I need to show that the order of the element $(1,1)$ of $\mathbb{Z}/2 \times \mathbb{Z}/3$ is $6$. I am not sure if the binary operation is addition modulo or multiplication modulo. Both cases can be tried.

So, basically I need to show that $(1,1)^6 = (1,1)$ (if binary operation is multiplication modulo) or $(1,1)^6 = (0,0)$ if binary operation is addition modulo.(please correct me here if I am wrong). But what will be the product after $(1,1)*(1,1)$ where $*$ can be any one of the two binary operations.

Any kind of help is appreciated.

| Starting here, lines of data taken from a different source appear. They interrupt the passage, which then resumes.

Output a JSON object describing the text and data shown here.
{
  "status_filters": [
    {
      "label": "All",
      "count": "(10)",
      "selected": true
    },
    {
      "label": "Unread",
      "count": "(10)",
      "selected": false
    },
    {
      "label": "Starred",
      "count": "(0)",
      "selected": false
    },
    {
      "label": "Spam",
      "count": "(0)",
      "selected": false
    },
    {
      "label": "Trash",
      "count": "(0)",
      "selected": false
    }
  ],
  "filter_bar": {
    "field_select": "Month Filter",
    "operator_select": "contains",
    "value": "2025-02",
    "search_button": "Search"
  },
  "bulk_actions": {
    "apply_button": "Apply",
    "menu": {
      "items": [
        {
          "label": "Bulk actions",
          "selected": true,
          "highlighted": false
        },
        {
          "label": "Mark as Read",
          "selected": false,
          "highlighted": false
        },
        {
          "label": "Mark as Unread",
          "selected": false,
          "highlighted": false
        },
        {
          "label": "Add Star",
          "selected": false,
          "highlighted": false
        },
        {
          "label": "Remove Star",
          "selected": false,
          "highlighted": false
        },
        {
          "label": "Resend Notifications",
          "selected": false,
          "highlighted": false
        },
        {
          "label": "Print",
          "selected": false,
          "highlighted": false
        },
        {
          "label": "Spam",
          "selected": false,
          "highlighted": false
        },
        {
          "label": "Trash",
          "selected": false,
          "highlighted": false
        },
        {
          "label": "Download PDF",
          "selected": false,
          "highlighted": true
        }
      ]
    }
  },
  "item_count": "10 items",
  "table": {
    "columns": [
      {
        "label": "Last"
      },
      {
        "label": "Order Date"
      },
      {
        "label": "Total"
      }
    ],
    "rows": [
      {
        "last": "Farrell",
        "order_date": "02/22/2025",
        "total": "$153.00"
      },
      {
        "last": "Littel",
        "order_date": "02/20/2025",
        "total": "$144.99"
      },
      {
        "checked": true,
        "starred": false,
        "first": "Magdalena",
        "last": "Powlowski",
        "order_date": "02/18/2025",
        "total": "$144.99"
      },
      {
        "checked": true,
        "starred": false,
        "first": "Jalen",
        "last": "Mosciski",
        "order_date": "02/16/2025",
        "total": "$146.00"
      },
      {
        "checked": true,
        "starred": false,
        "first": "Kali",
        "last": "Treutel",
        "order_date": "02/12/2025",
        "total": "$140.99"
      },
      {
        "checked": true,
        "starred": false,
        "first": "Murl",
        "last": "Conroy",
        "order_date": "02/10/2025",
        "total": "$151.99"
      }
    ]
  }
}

• Hint $\ n(\color{#c00}1,\color{#0a0}1) = (\color{#c00}n,\color{#0a0}n) = (\color{#c00}0,\color{#0a0}0)\,$ in $\, \Bbb Z/\color{#c00}2\times \Bbb Z/\color{#0a0}3\iff \color{#c00}{2\mid n},\,$ and $\,\color{#0a0}{3\mid n}\ \$ Commented Sep 7, 2016 at 14:52

The usual operation in $\mathbb{Z}/2\mathbb{Z}\times \mathbb{Z}/3\mathbb{Z}$ as groups is the addition, component-by-component. In this case, it is easy to show that $$(1,1)^{\oplus 6}=(1,1)+(1,1)+(1,1)+(1,1)+(1,1)+(1,1)=(6 \mod 2, 6\mod 3)=(0,0).$$

As rings there is a product component by component, but in this case $(1,1)$ is the neutral element.

As mathmax pointed out in his comment, you also have to show that $(1,1)^{\oplus k}\neq (0,0)$ for $i=1,2,3,4,5$. Here there are the calculations: \begin{align*} &(1,1)^{\oplus 1}=(1,1) & & (1,1)^{\oplus 2}=(2,2)=(0,2) & &(1,1)^{\oplus 3}=(3,3)=(1,0)\\ &(1,1)^{\oplus 4}=(4,4)=(0,1) & & (1,1)^{\oplus 5}=(5,5)=(1,2) & &(1,1)^{\oplus 6}=(6,6)=(0,0) \end{align*}

• By neutral element you mean identity element? Commented Sep 7, 2016 at 13:59
• Yes, I meant the identity element (that element $a$ such that $x\cdot a=x$ for all $x$ in the ring) Commented Sep 7, 2016 at 14:02
• Actually, your computation only shows that $6$ is an upper (resp. a multiple) bound for the order of $(1,1)$. One has to note further that $(1,1)^k\neq (0,0)$ for $k=1,2,3,4,5$.
– user149890
Commented Sep 7, 2016 at 14:22
• @mathmax that's true. I initally intended to calculate each of the powers, but I forgot! Commented Sep 7, 2016 at 14:23